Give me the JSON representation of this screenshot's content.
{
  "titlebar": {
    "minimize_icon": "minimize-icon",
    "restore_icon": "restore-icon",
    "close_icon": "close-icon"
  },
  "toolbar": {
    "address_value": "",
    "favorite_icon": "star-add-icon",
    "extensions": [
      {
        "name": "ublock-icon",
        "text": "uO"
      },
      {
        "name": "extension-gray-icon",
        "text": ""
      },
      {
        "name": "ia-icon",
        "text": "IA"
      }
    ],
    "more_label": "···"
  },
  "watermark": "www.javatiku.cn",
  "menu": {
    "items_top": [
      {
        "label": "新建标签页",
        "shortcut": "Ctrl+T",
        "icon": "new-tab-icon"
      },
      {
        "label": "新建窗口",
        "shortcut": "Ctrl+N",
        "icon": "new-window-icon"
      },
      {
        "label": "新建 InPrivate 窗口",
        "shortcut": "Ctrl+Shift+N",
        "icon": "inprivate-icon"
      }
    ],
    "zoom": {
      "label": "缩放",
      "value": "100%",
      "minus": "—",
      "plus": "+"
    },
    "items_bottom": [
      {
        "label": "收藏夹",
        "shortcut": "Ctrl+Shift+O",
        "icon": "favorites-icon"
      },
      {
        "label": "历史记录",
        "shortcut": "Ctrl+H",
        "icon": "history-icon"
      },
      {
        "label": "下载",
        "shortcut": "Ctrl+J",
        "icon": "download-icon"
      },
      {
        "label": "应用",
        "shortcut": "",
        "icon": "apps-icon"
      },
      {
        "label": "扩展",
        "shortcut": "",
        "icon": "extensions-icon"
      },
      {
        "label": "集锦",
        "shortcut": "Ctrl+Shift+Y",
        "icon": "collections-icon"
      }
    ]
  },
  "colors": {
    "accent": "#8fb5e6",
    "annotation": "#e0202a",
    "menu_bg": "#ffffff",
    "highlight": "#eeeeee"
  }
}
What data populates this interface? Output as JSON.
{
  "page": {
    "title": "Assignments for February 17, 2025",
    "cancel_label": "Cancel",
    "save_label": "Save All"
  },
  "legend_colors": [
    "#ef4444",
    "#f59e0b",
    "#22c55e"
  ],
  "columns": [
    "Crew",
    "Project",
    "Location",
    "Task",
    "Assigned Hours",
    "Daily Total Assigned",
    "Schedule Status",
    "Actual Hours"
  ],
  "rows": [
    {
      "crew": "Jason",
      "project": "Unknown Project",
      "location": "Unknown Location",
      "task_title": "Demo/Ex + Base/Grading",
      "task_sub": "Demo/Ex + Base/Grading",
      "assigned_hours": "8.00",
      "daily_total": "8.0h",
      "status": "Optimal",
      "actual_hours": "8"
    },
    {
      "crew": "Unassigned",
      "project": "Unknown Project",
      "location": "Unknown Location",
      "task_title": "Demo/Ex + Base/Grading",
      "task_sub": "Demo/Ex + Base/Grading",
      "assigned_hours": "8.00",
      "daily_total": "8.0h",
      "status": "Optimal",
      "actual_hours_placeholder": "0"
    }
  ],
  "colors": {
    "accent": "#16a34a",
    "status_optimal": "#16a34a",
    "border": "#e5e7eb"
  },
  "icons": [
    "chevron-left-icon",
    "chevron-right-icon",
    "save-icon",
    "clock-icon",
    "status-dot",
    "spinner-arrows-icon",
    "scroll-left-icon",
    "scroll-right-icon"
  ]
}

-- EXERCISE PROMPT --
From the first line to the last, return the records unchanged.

-- ANSWER TO THE EXERCISE --
Give me the JSON representation of this screenshot's content.
{
  "titlebar": {
    "minimize_icon": "minimize-icon",
    "restore_icon": "restore-icon",
    "close_icon": "close-icon"
  },
  "toolbar": {
    "address_value": "",
    "favorite_icon": "star-add-icon",
    "extensions": [
      {
        "name": "ublock-icon",
        "text": "uO"
      },
      {
        "name": "extension-gray-icon",
        "text": ""
      },
      {
        "name": "ia-icon",
        "text": "IA"
      }
    ],
    "more_label": "···"
  },
  "watermark": "www.javatiku.cn",
  "menu": {
    "items_top": [
      {
        "label": "新建标签页",
        "shortcut": "Ctrl+T",
        "icon": "new-tab-icon"
      },
      {
        "label": "新建窗口",
        "shortcut": "Ctrl+N",
        "icon": "new-window-icon"
      },
      {
        "label": "新建 InPrivate 窗口",
        "shortcut": "Ctrl+Shift+N",
        "icon": "inprivate-icon"
      }
    ],
    "zoom": {
      "label": "缩放",
      "value": "100%",
      "minus": "—",
      "plus": "+"
    },
    "items_bottom": [
      {
        "label": "收藏夹",
        "shortcut": "Ctrl+Shift+O",
        "icon": "favorites-icon"
      },
      {
        "label": "历史记录",
        "shortcut": "Ctrl+H",
        "icon": "history-icon"
      },
      {
        "label": "下载",
        "shortcut": "Ctrl+J",
        "icon": "download-icon"
      },
      {
        "label": "应用",
        "shortcut": "",
        "icon": "apps-icon"
      },
      {
        "label": "扩展",
        "shortcut": "",
        "icon": "extensions-icon"
      },
      {
        "label": "集锦",
        "shortcut": "Ctrl+Shift+Y",
        "icon": "collections-icon"
      }
    ]
  },
  "colors": {
    "accent": "#8fb5e6",
    "annotation": "#e0202a",
    "menu_bg": "#ffffff",
    "highlight": "#eeeeee"
  }
}
What data populates this interface? Output as JSON.
{
  "page": {
    "title": "Assignments for February 17, 2025",
    "cancel_label": "Cancel",
    "save_label": "Save All"
  },
  "legend_colors": [
    "#ef4444",
    "#f59e0b",
    "#22c55e"
  ],
  "columns": [
    "Crew",
    "Project",
    "Location",
    "Task",
    "Assigned Hours",
    "Daily Total Assigned",
    "Schedule Status",
    "Actual Hours"
  ],
  "rows": [
    {
      "crew": "Jason",
      "project": "Unknown Project",
      "location": "Unknown Location",
      "task_title": "Demo/Ex + Base/Grading",
      "task_sub": "Demo/Ex + Base/Grading",
      "assigned_hours": "8.00",
      "daily_total": "8.0h",
      "status": "Optimal",
      "actual_hours": "8"
    },
    {
      "crew": "Unassigned",
      "project": "Unknown Project",
      "location": "Unknown Location",
      "task_title": "Demo/Ex + Base/Grading",
      "task_sub": "Demo/Ex + Base/Grading",
      "assigned_hours": "8.00",
      "daily_total": "8.0h",
      "status": "Optimal",
      "actual_hours_placeholder": "0"
    }
  ],
  "colors": {
    "accent": "#16a34a",
    "status_optimal": "#16a34a",
    "border": "#e5e7eb"
  },
  "icons": [
    "chevron-left-icon",
    "chevron-right-icon",
    "save-icon",
    "clock-icon",
    "status-dot",
    "spinner-arrows-icon",
    "scroll-left-icon",
    "scroll-right-icon"
  ]
}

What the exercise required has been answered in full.